Your instructions:
An exact copy of all the data is needed, with every picture left out.

Input records:
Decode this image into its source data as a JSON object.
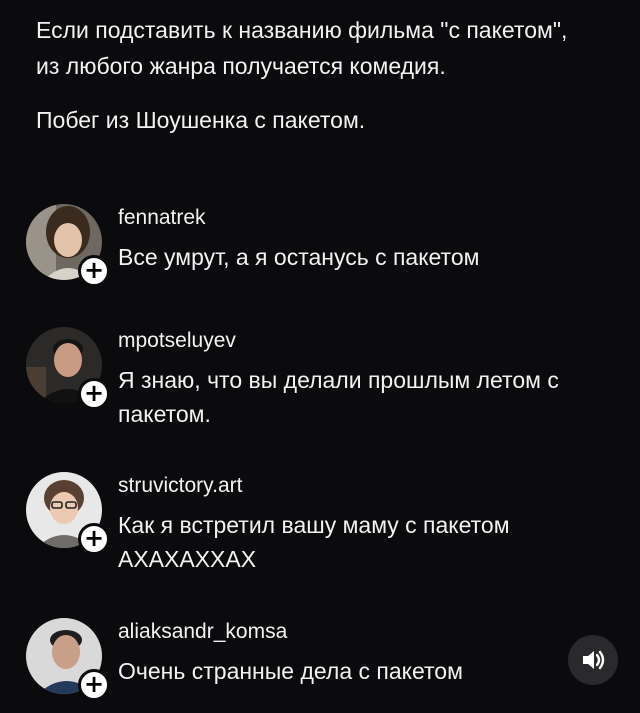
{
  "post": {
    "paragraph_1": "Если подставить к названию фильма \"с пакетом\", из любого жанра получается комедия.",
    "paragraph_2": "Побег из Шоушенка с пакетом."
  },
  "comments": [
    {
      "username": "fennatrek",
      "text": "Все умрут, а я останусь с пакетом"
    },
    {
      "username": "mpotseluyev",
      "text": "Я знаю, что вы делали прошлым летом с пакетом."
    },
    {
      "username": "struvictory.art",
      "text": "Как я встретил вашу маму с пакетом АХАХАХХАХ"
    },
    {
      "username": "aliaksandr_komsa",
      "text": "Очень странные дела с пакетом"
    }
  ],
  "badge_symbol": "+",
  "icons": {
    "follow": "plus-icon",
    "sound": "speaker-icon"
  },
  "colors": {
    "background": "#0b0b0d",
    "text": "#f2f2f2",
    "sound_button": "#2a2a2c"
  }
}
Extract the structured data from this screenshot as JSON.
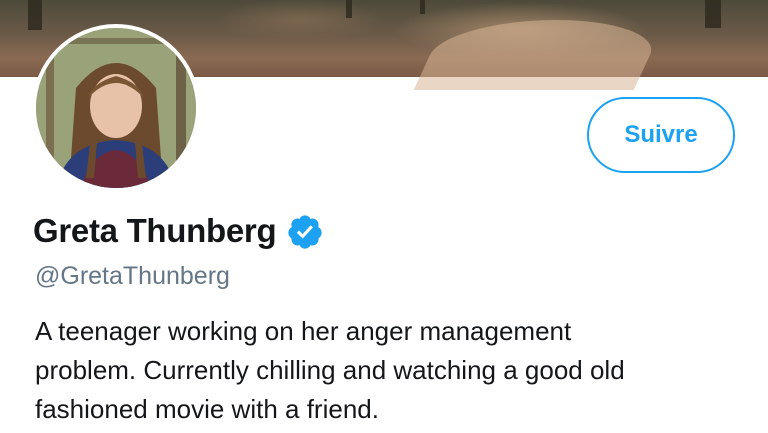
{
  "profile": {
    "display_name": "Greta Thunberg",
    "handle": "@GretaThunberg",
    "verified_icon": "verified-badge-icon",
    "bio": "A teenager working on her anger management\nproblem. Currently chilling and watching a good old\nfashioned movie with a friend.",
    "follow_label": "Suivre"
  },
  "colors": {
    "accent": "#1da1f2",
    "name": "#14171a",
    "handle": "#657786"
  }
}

Completed exercise:
Decode this image into its source data as a JSON object.
{
  "post": {
    "paragraph_1": "Если подставить к названию фильма \"с пакетом\", из любого жанра получается комедия.",
    "paragraph_2": "Побег из Шоушенка с пакетом."
  },
  "comments": [
    {
      "username": "fennatrek",
      "text": "Все умрут, а я останусь с пакетом"
    },
    {
      "username": "mpotseluyev",
      "text": "Я знаю, что вы делали прошлым летом с пакетом."
    },
    {
      "username": "struvictory.art",
      "text": "Как я встретил вашу маму с пакетом АХАХАХХАХ"
    },
    {
      "username": "aliaksandr_komsa",
      "text": "Очень странные дела с пакетом"
    }
  ],
  "badge_symbol": "+",
  "icons": {
    "follow": "plus-icon",
    "sound": "speaker-icon"
  },
  "colors": {
    "background": "#0b0b0d",
    "text": "#f2f2f2",
    "sound_button": "#2a2a2c"
  }
}
Extract the structured data from this screenshot as JSON.
{
  "profile": {
    "display_name": "Greta Thunberg",
    "handle": "@GretaThunberg",
    "verified_icon": "verified-badge-icon",
    "bio": "A teenager working on her anger management\nproblem. Currently chilling and watching a good old\nfashioned movie with a friend.",
    "follow_label": "Suivre"
  },
  "colors": {
    "accent": "#1da1f2",
    "name": "#14171a",
    "handle": "#657786"
  }
}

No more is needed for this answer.